→ RECORDS SUPPLIED

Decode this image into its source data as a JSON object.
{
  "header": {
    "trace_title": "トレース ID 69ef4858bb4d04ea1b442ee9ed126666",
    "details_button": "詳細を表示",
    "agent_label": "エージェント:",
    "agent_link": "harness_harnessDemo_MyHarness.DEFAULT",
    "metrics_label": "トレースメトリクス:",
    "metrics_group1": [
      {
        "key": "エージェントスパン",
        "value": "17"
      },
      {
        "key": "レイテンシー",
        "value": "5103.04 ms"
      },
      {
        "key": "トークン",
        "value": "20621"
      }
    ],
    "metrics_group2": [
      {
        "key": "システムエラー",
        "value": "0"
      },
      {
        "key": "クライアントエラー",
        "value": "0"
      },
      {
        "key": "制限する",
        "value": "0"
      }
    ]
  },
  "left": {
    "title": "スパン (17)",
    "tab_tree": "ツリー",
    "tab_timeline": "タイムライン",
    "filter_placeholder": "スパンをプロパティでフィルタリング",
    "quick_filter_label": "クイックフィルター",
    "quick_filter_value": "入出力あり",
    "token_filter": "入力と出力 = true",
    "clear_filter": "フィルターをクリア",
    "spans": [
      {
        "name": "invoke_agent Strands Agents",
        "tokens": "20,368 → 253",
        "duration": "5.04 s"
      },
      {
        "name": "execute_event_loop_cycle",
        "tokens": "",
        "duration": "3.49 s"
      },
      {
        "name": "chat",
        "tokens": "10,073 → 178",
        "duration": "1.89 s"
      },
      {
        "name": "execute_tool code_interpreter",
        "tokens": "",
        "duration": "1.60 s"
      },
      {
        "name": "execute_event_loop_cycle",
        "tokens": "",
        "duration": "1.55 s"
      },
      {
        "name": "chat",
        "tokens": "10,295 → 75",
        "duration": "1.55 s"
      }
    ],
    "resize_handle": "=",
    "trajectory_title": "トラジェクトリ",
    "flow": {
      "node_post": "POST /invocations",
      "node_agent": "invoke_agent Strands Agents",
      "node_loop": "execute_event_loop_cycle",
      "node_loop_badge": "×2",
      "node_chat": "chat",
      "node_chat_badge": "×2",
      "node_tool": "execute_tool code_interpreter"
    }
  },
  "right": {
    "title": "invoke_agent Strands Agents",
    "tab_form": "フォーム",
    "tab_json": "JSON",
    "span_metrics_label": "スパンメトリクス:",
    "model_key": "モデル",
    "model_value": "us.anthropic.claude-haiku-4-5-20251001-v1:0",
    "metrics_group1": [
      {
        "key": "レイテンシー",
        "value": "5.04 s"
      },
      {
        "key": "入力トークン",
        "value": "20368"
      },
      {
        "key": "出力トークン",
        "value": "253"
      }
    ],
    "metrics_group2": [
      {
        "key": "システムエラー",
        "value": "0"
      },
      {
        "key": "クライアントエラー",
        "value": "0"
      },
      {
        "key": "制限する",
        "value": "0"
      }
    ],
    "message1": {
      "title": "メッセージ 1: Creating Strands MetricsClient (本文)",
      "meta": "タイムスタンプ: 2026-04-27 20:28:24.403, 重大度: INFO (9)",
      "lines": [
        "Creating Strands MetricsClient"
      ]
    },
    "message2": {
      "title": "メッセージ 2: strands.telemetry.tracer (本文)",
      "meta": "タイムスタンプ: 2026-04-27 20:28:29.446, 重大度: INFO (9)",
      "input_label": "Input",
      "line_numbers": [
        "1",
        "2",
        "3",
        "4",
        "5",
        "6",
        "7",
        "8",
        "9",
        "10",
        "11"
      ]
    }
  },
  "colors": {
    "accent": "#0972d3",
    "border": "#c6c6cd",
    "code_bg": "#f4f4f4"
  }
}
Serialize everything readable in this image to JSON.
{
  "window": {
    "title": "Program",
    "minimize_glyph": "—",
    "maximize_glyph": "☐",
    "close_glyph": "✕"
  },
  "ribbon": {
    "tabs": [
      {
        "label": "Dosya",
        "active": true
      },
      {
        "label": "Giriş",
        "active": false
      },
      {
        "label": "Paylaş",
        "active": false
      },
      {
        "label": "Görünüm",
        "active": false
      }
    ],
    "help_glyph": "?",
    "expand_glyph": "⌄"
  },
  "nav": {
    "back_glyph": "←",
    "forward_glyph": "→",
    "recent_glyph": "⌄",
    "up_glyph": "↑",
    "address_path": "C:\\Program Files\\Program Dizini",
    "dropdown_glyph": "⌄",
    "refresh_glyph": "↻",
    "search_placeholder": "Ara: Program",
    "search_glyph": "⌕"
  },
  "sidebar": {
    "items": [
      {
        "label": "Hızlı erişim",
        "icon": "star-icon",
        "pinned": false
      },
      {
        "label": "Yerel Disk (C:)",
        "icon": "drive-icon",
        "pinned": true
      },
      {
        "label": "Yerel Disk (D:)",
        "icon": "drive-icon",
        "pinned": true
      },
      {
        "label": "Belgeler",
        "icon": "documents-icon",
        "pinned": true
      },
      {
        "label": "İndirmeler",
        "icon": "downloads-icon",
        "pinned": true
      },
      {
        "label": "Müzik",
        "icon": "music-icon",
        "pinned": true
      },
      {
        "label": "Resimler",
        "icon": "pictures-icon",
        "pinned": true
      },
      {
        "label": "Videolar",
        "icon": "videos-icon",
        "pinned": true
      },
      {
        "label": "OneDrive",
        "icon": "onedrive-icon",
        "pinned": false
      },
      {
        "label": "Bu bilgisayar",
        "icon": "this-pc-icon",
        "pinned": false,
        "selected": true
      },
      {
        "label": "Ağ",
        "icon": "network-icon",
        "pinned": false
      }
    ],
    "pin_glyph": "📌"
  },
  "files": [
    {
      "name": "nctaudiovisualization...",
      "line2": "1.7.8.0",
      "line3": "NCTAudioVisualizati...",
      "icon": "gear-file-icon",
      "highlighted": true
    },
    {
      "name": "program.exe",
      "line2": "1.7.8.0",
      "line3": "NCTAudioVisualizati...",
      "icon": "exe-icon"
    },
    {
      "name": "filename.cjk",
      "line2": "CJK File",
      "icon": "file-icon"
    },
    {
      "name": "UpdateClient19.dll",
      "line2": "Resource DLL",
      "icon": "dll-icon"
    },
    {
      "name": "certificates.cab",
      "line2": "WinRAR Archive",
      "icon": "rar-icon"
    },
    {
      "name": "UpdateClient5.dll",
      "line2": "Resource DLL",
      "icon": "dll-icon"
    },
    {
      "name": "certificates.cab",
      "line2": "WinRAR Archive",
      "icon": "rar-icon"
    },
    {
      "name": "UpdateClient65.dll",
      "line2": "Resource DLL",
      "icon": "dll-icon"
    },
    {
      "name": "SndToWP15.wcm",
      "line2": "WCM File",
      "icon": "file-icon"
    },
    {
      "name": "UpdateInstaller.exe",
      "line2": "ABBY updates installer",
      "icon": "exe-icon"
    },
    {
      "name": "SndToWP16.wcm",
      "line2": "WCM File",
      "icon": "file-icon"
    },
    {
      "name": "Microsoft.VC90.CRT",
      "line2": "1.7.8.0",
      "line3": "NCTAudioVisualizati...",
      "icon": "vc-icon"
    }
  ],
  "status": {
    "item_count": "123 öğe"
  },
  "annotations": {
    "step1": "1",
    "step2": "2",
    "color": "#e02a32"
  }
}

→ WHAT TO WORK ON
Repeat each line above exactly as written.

→ PROBLEM SOLUTION
Decode this image into its source data as a JSON object.
{
  "header": {
    "trace_title": "トレース ID 69ef4858bb4d04ea1b442ee9ed126666",
    "details_button": "詳細を表示",
    "agent_label": "エージェント:",
    "agent_link": "harness_harnessDemo_MyHarness.DEFAULT",
    "metrics_label": "トレースメトリクス:",
    "metrics_group1": [
      {
        "key": "エージェントスパン",
        "value": "17"
      },
      {
        "key": "レイテンシー",
        "value": "5103.04 ms"
      },
      {
        "key": "トークン",
        "value": "20621"
      }
    ],
    "metrics_group2": [
      {
        "key": "システムエラー",
        "value": "0"
      },
      {
        "key": "クライアントエラー",
        "value": "0"
      },
      {
        "key": "制限する",
        "value": "0"
      }
    ]
  },
  "left": {
    "title": "スパン (17)",
    "tab_tree": "ツリー",
    "tab_timeline": "タイムライン",
    "filter_placeholder": "スパンをプロパティでフィルタリング",
    "quick_filter_label": "クイックフィルター",
    "quick_filter_value": "入出力あり",
    "token_filter": "入力と出力 = true",
    "clear_filter": "フィルターをクリア",
    "spans": [
      {
        "name": "invoke_agent Strands Agents",
        "tokens": "20,368 → 253",
        "duration": "5.04 s"
      },
      {
        "name": "execute_event_loop_cycle",
        "tokens": "",
        "duration": "3.49 s"
      },
      {
        "name": "chat",
        "tokens": "10,073 → 178",
        "duration": "1.89 s"
      },
      {
        "name": "execute_tool code_interpreter",
        "tokens": "",
        "duration": "1.60 s"
      },
      {
        "name": "execute_event_loop_cycle",
        "tokens": "",
        "duration": "1.55 s"
      },
      {
        "name": "chat",
        "tokens": "10,295 → 75",
        "duration": "1.55 s"
      }
    ],
    "resize_handle": "=",
    "trajectory_title": "トラジェクトリ",
    "flow": {
      "node_post": "POST /invocations",
      "node_agent": "invoke_agent Strands Agents",
      "node_loop": "execute_event_loop_cycle",
      "node_loop_badge": "×2",
      "node_chat": "chat",
      "node_chat_badge": "×2",
      "node_tool": "execute_tool code_interpreter"
    }
  },
  "right": {
    "title": "invoke_agent Strands Agents",
    "tab_form": "フォーム",
    "tab_json": "JSON",
    "span_metrics_label": "スパンメトリクス:",
    "model_key": "モデル",
    "model_value": "us.anthropic.claude-haiku-4-5-20251001-v1:0",
    "metrics_group1": [
      {
        "key": "レイテンシー",
        "value": "5.04 s"
      },
      {
        "key": "入力トークン",
        "value": "20368"
      },
      {
        "key": "出力トークン",
        "value": "253"
      }
    ],
    "metrics_group2": [
      {
        "key": "システムエラー",
        "value": "0"
      },
      {
        "key": "クライアントエラー",
        "value": "0"
      },
      {
        "key": "制限する",
        "value": "0"
      }
    ],
    "message1": {
      "title": "メッセージ 1: Creating Strands MetricsClient (本文)",
      "meta": "タイムスタンプ: 2026-04-27 20:28:24.403, 重大度: INFO (9)",
      "lines": [
        "Creating Strands MetricsClient"
      ]
    },
    "message2": {
      "title": "メッセージ 2: strands.telemetry.tracer (本文)",
      "meta": "タイムスタンプ: 2026-04-27 20:28:29.446, 重大度: INFO (9)",
      "input_label": "Input",
      "line_numbers": [
        "1",
        "2",
        "3",
        "4",
        "5",
        "6",
        "7",
        "8",
        "9",
        "10",
        "11"
      ]
    }
  },
  "colors": {
    "accent": "#0972d3",
    "border": "#c6c6cd",
    "code_bg": "#f4f4f4"
  }
}
Serialize everything readable in this image to JSON.
{
  "window": {
    "title": "Program",
    "minimize_glyph": "—",
    "maximize_glyph": "☐",
    "close_glyph": "✕"
  },
  "ribbon": {
    "tabs": [
      {
        "label": "Dosya",
        "active": true
      },
      {
        "label": "Giriş",
        "active": false
      },
      {
        "label": "Paylaş",
        "active": false
      },
      {
        "label": "Görünüm",
        "active": false
      }
    ],
    "help_glyph": "?",
    "expand_glyph": "⌄"
  },
  "nav": {
    "back_glyph": "←",
    "forward_glyph": "→",
    "recent_glyph": "⌄",
    "up_glyph": "↑",
    "address_path": "C:\\Program Files\\Program Dizini",
    "dropdown_glyph": "⌄",
    "refresh_glyph": "↻",
    "search_placeholder": "Ara: Program",
    "search_glyph": "⌕"
  },
  "sidebar": {
    "items": [
      {
        "label": "Hızlı erişim",
        "icon": "star-icon",
        "pinned": false
      },
      {
        "label": "Yerel Disk (C:)",
        "icon": "drive-icon",
        "pinned": true
      },
      {
        "label": "Yerel Disk (D:)",
        "icon": "drive-icon",
        "pinned": true
      },
      {
        "label": "Belgeler",
        "icon": "documents-icon",
        "pinned": true
      },
      {
        "label": "İndirmeler",
        "icon": "downloads-icon",
        "pinned": true
      },
      {
        "label": "Müzik",
        "icon": "music-icon",
        "pinned": true
      },
      {
        "label": "Resimler",
        "icon": "pictures-icon",
        "pinned": true
      },
      {
        "label": "Videolar",
        "icon": "videos-icon",
        "pinned": true
      },
      {
        "label": "OneDrive",
        "icon": "onedrive-icon",
        "pinned": false
      },
      {
        "label": "Bu bilgisayar",
        "icon": "this-pc-icon",
        "pinned": false,
        "selected": true
      },
      {
        "label": "Ağ",
        "icon": "network-icon",
        "pinned": false
      }
    ],
    "pin_glyph": "📌"
  },
  "files": [
    {
      "name": "nctaudiovisualization...",
      "line2": "1.7.8.0",
      "line3": "NCTAudioVisualizati...",
      "icon": "gear-file-icon",
      "highlighted": true
    },
    {
      "name": "program.exe",
      "line2": "1.7.8.0",
      "line3": "NCTAudioVisualizati...",
      "icon": "exe-icon"
    },
    {
      "name": "filename.cjk",
      "line2": "CJK File",
      "icon": "file-icon"
    },
    {
      "name": "UpdateClient19.dll",
      "line2": "Resource DLL",
      "icon": "dll-icon"
    },
    {
      "name": "certificates.cab",
      "line2": "WinRAR Archive",
      "icon": "rar-icon"
    },
    {
      "name": "UpdateClient5.dll",
      "line2": "Resource DLL",
      "icon": "dll-icon"
    },
    {
      "name": "certificates.cab",
      "line2": "WinRAR Archive",
      "icon": "rar-icon"
    },
    {
      "name": "UpdateClient65.dll",
      "line2": "Resource DLL",
      "icon": "dll-icon"
    },
    {
      "name": "SndToWP15.wcm",
      "line2": "WCM File",
      "icon": "file-icon"
    },
    {
      "name": "UpdateInstaller.exe",
      "line2": "ABBY updates installer",
      "icon": "exe-icon"
    },
    {
      "name": "SndToWP16.wcm",
      "line2": "WCM File",
      "icon": "file-icon"
    },
    {
      "name": "Microsoft.VC90.CRT",
      "line2": "1.7.8.0",
      "line3": "NCTAudioVisualizati...",
      "icon": "vc-icon"
    }
  ],
  "status": {
    "item_count": "123 öğe"
  },
  "annotations": {
    "step1": "1",
    "step2": "2",
    "color": "#e02a32"
  }
}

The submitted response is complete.